● EXTRACTED ENTRIES
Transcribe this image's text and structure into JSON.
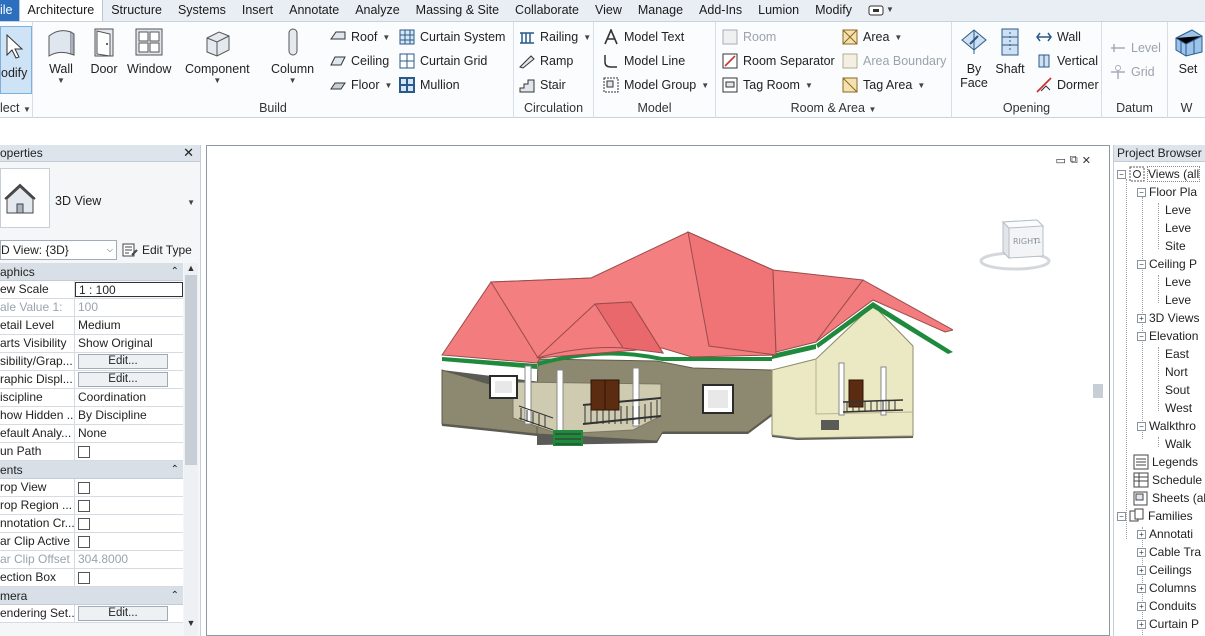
{
  "ribbon_tabs": [
    "ile",
    "Architecture",
    "Structure",
    "Systems",
    "Insert",
    "Annotate",
    "Analyze",
    "Massing & Site",
    "Collaborate",
    "View",
    "Manage",
    "Add-Ins",
    "Lumion",
    "Modify"
  ],
  "active_tab": "Architecture",
  "ribbon": {
    "select": {
      "modify": "odify",
      "panel": "lect"
    },
    "build": {
      "panel": "Build",
      "wall": "Wall",
      "door": "Door",
      "window": "Window",
      "component": "Component",
      "column": "Column",
      "roof": "Roof",
      "ceiling": "Ceiling",
      "floor": "Floor",
      "curtain_system": "Curtain System",
      "curtain_grid": "Curtain Grid",
      "mullion": "Mullion"
    },
    "circulation": {
      "panel": "Circulation",
      "railing": "Railing",
      "ramp": "Ramp",
      "stair": "Stair"
    },
    "model": {
      "panel": "Model",
      "model_text": "Model Text",
      "model_line": "Model Line",
      "model_group": "Model Group"
    },
    "room_area": {
      "panel": "Room & Area",
      "room": "Room",
      "room_separator": "Room Separator",
      "tag_room": "Tag Room",
      "area": "Area",
      "area_boundary": "Area Boundary",
      "tag_area": "Tag Area"
    },
    "opening": {
      "panel": "Opening",
      "by_face_1": "By",
      "by_face_2": "Face",
      "shaft": "Shaft",
      "wall": "Wall",
      "vertical": "Vertical",
      "dormer": "Dormer"
    },
    "datum": {
      "panel": "Datum",
      "level": "Level",
      "grid": "Grid"
    },
    "work_plane": {
      "set": "Set",
      "panel": "W"
    }
  },
  "properties": {
    "title": "operties",
    "type_name": "3D View",
    "view_selector": "D View: {3D}",
    "edit_type": "Edit Type",
    "groups": [
      {
        "name": "aphics",
        "rows": [
          {
            "name": "ew Scale",
            "value": "1 : 100",
            "kind": "input"
          },
          {
            "name": "ale Value   1:",
            "value": "100",
            "kind": "grey"
          },
          {
            "name": "etail Level",
            "value": "Medium"
          },
          {
            "name": "arts Visibility",
            "value": "Show Original"
          },
          {
            "name": "sibility/Grap...",
            "value": "Edit...",
            "kind": "button"
          },
          {
            "name": "raphic Displ...",
            "value": "Edit...",
            "kind": "button"
          },
          {
            "name": "iscipline",
            "value": "Coordination"
          },
          {
            "name": "how Hidden ...",
            "value": "By Discipline"
          },
          {
            "name": "efault Analy...",
            "value": "None"
          },
          {
            "name": "un Path",
            "value": "",
            "kind": "checkbox"
          }
        ]
      },
      {
        "name": "ents",
        "rows": [
          {
            "name": "rop View",
            "value": "",
            "kind": "checkbox"
          },
          {
            "name": "rop Region ...",
            "value": "",
            "kind": "checkbox"
          },
          {
            "name": "nnotation Cr...",
            "value": "",
            "kind": "checkbox"
          },
          {
            "name": "ar Clip Active",
            "value": "",
            "kind": "checkbox"
          },
          {
            "name": "ar Clip Offset",
            "value": "304.8000",
            "kind": "grey"
          },
          {
            "name": "ection Box",
            "value": "",
            "kind": "checkbox"
          }
        ]
      },
      {
        "name": "mera",
        "rows": [
          {
            "name": "endering Set...",
            "value": "Edit...",
            "kind": "button"
          }
        ]
      }
    ]
  },
  "viewcube": {
    "face": "RIGHT"
  },
  "project_browser": {
    "title": "Project Browser -",
    "views_root": "Views (all",
    "floor_plans": "Floor Pla",
    "level_a": "Leve",
    "level_b": "Leve",
    "site": "Site",
    "ceiling_plans": "Ceiling P",
    "ceiling_a": "Leve",
    "ceiling_b": "Leve",
    "views_3d": "3D Views",
    "elevations": "Elevation",
    "east": "East",
    "north": "Nort",
    "south": "Sout",
    "west": "West",
    "walkthrough": "Walkthro",
    "walk": "Walk",
    "legends": "Legends",
    "schedules": "Schedule",
    "sheets": "Sheets (al",
    "families": "Families",
    "annotation": "Annotati",
    "cable_trays": "Cable Tra",
    "ceilings": "Ceilings",
    "columns": "Columns",
    "conduits": "Conduits",
    "curtain_panels": "Curtain P"
  },
  "colors": {
    "file_tab": "#2c6fbe",
    "roof": "#f27c7e",
    "walls": "#8d8870",
    "walls_light": "#ebe8c4",
    "trim": "#1f8a3c"
  }
}
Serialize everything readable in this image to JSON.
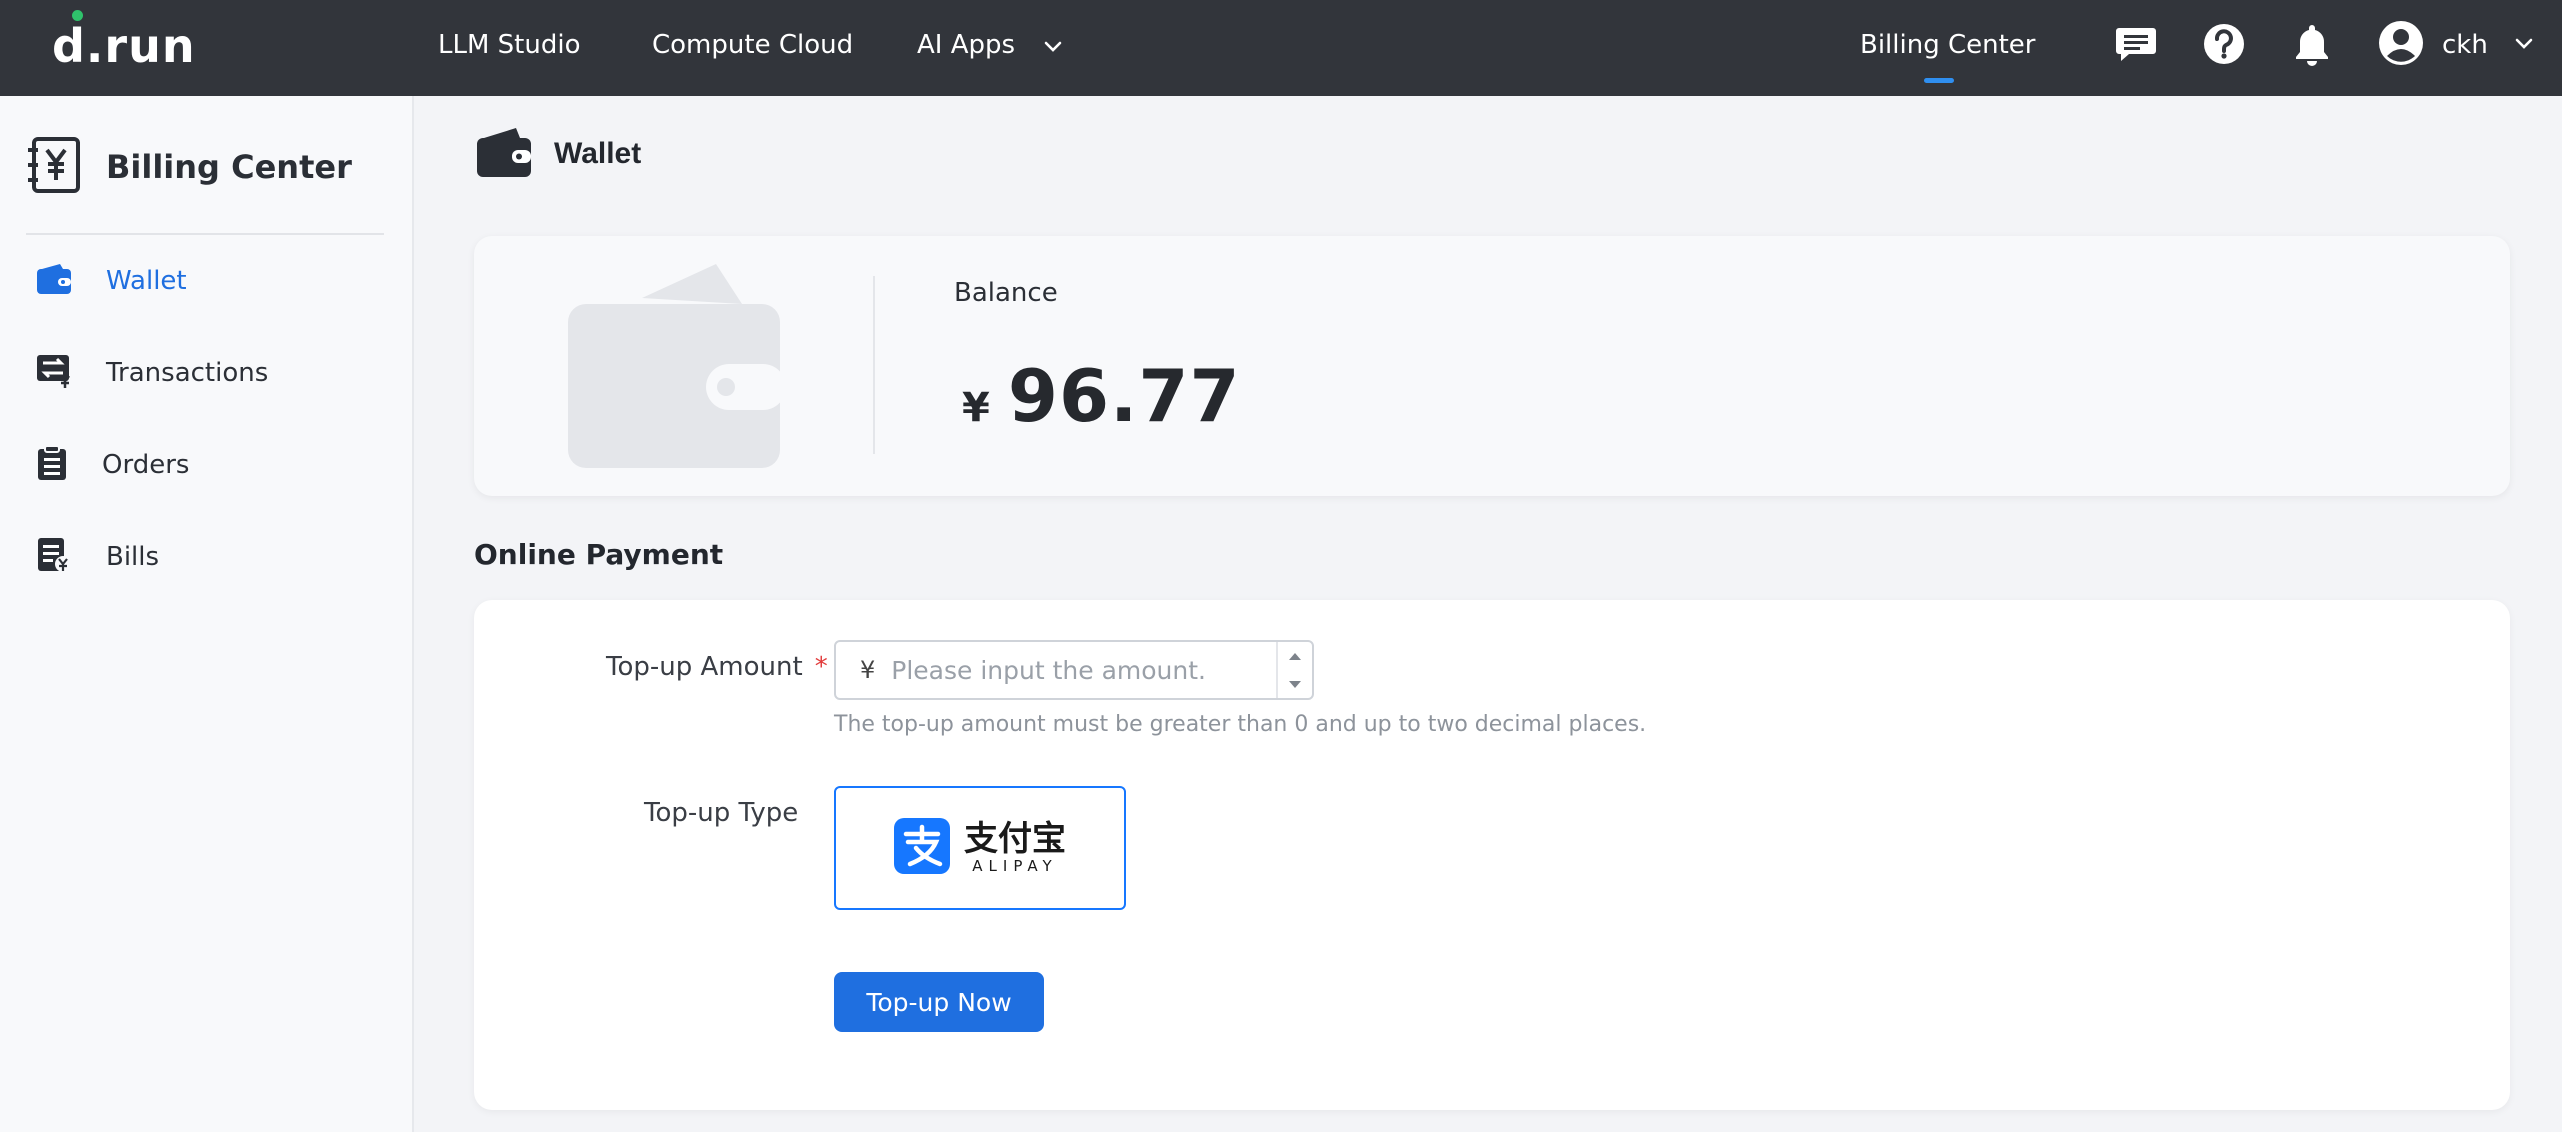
{
  "logo": {
    "text": "d.run"
  },
  "topnav": {
    "items": [
      {
        "label": "LLM Studio"
      },
      {
        "label": "Compute Cloud"
      },
      {
        "label": "AI Apps"
      }
    ],
    "billing_label": "Billing Center",
    "user_name": "ckh",
    "icons": [
      "chat-icon",
      "help-icon",
      "bell-icon",
      "user-avatar-icon",
      "chevron-down-icon"
    ]
  },
  "sidebar": {
    "title": "Billing Center",
    "items": [
      {
        "label": "Wallet",
        "icon": "wallet-icon",
        "active": true
      },
      {
        "label": "Transactions",
        "icon": "transactions-icon",
        "active": false
      },
      {
        "label": "Orders",
        "icon": "orders-icon",
        "active": false
      },
      {
        "label": "Bills",
        "icon": "bills-icon",
        "active": false
      }
    ]
  },
  "main": {
    "page_title": "Wallet",
    "balance": {
      "label": "Balance",
      "currency": "¥",
      "amount": "96.77"
    },
    "online_payment": {
      "title": "Online Payment",
      "amount_label": "Top-up Amount",
      "required_mark": "*",
      "currency": "¥",
      "amount_value": "",
      "amount_placeholder": "Please input the amount.",
      "hint": "The top-up amount must be greater than 0 and up to two decimal places.",
      "type_label": "Top-up Type",
      "payment_method": {
        "cn": "支付宝",
        "en": "ALIPAY",
        "selected": true
      },
      "submit_label": "Top-up Now"
    }
  },
  "colors": {
    "topbar": "#32353b",
    "accent": "#1f6fe0",
    "alipay": "#1677ff"
  }
}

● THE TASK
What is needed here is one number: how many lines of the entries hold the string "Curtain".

● ANSWER SECTION
3